··· DATASET EXTRACT

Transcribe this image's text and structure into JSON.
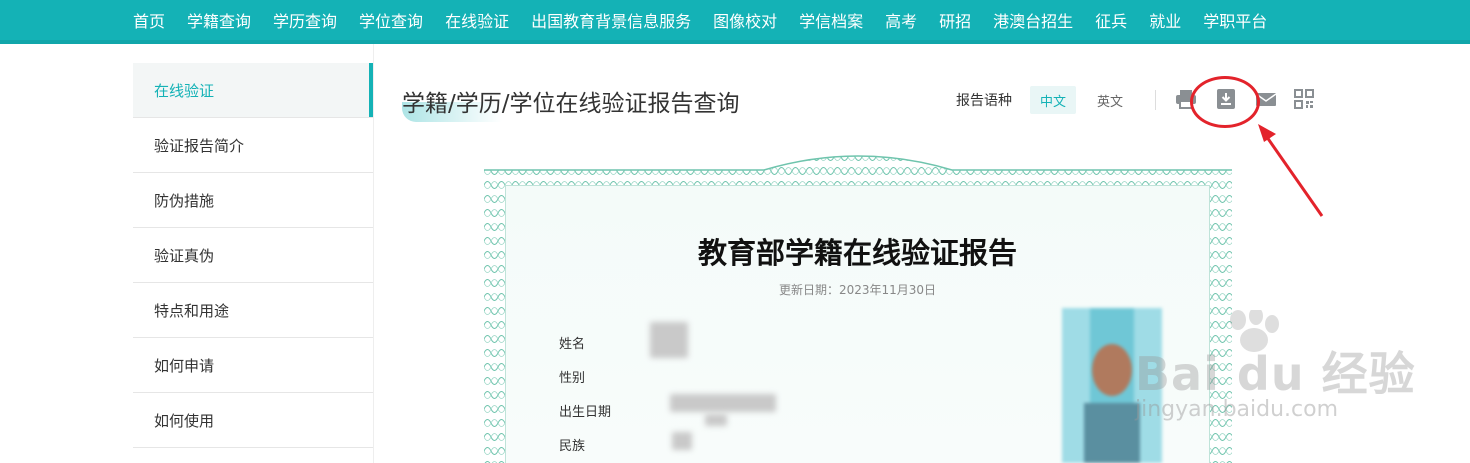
{
  "topnav": {
    "items": [
      "首页",
      "学籍查询",
      "学历查询",
      "学位查询",
      "在线验证",
      "出国教育背景信息服务",
      "图像校对",
      "学信档案",
      "高考",
      "研招",
      "港澳台招生",
      "征兵",
      "就业",
      "学职平台"
    ]
  },
  "sidebar": {
    "items": [
      {
        "label": "在线验证",
        "active": true
      },
      {
        "label": "验证报告简介"
      },
      {
        "label": "防伪措施"
      },
      {
        "label": "验证真伪"
      },
      {
        "label": "特点和用途"
      },
      {
        "label": "如何申请"
      },
      {
        "label": "如何使用"
      }
    ]
  },
  "header": {
    "title": "学籍/学历/学位在线验证报告查询",
    "lang_label": "报告语种",
    "lang_zh": "中文",
    "lang_en": "英文",
    "icons": [
      "print-icon",
      "download-icon",
      "mail-icon",
      "qrcode-icon"
    ]
  },
  "report": {
    "title": "教育部学籍在线验证报告",
    "updated": "更新日期：2023年11月30日",
    "fields": [
      "姓名",
      "性别",
      "出生日期",
      "民族"
    ]
  },
  "watermark": {
    "brand": "Bai du 经验",
    "url": "jingyan.baidu.com"
  },
  "colors": {
    "brand": "#14b2b6",
    "annotation": "#e3232b"
  }
}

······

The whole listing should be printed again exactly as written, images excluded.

→ **TASK RESULT**
Transcribe this image's text and structure into JSON.
{
  "topnav": {
    "items": [
      "首页",
      "学籍查询",
      "学历查询",
      "学位查询",
      "在线验证",
      "出国教育背景信息服务",
      "图像校对",
      "学信档案",
      "高考",
      "研招",
      "港澳台招生",
      "征兵",
      "就业",
      "学职平台"
    ]
  },
  "sidebar": {
    "items": [
      {
        "label": "在线验证",
        "active": true
      },
      {
        "label": "验证报告简介"
      },
      {
        "label": "防伪措施"
      },
      {
        "label": "验证真伪"
      },
      {
        "label": "特点和用途"
      },
      {
        "label": "如何申请"
      },
      {
        "label": "如何使用"
      }
    ]
  },
  "header": {
    "title": "学籍/学历/学位在线验证报告查询",
    "lang_label": "报告语种",
    "lang_zh": "中文",
    "lang_en": "英文",
    "icons": [
      "print-icon",
      "download-icon",
      "mail-icon",
      "qrcode-icon"
    ]
  },
  "report": {
    "title": "教育部学籍在线验证报告",
    "updated": "更新日期：2023年11月30日",
    "fields": [
      "姓名",
      "性别",
      "出生日期",
      "民族"
    ]
  },
  "watermark": {
    "brand": "Bai du 经验",
    "url": "jingyan.baidu.com"
  },
  "colors": {
    "brand": "#14b2b6",
    "annotation": "#e3232b"
  }
}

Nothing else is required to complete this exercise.